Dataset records
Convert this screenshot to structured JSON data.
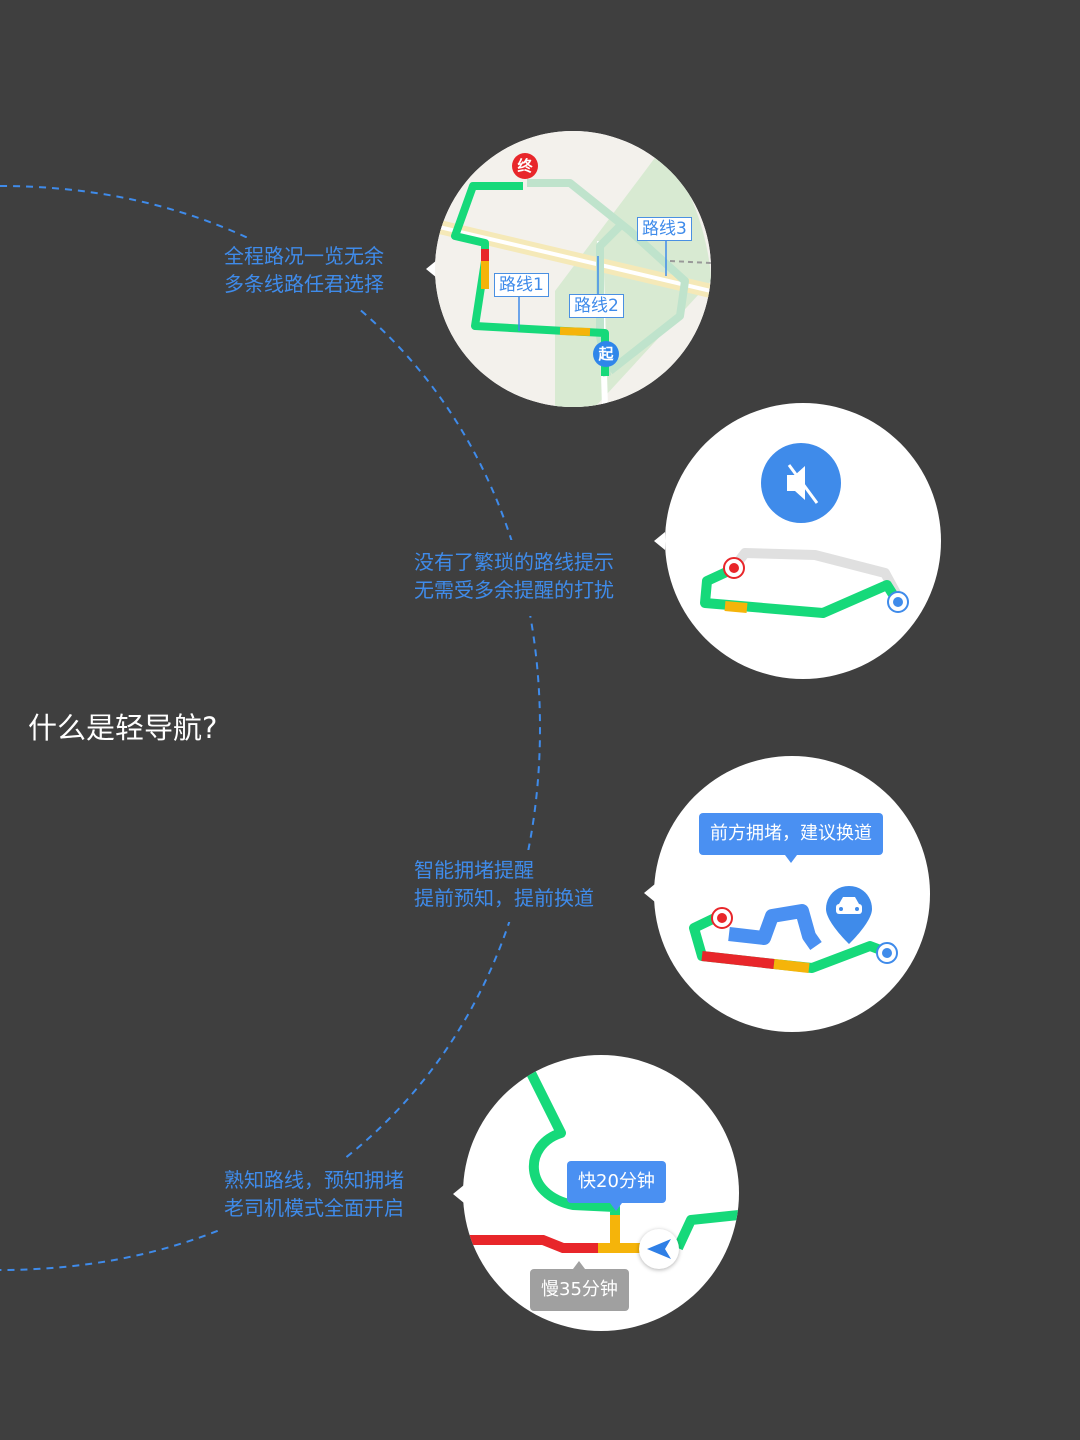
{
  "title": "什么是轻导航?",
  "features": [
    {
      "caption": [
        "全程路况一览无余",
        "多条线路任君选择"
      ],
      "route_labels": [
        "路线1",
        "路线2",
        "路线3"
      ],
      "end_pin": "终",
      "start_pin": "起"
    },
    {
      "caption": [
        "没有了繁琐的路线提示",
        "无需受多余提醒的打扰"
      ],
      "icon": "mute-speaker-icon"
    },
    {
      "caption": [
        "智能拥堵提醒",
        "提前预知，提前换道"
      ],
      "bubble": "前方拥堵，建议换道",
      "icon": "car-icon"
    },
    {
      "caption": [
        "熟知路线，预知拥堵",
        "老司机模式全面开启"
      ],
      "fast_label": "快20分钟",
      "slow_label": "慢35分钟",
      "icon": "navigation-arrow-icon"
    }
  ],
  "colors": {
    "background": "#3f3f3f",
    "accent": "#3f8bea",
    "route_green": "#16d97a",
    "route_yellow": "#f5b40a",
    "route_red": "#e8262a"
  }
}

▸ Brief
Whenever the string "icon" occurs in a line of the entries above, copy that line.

▸ Reply to the task
      "icon": "mute-speaker-icon"
      "icon": "car-icon"
      "icon": "navigation-arrow-icon"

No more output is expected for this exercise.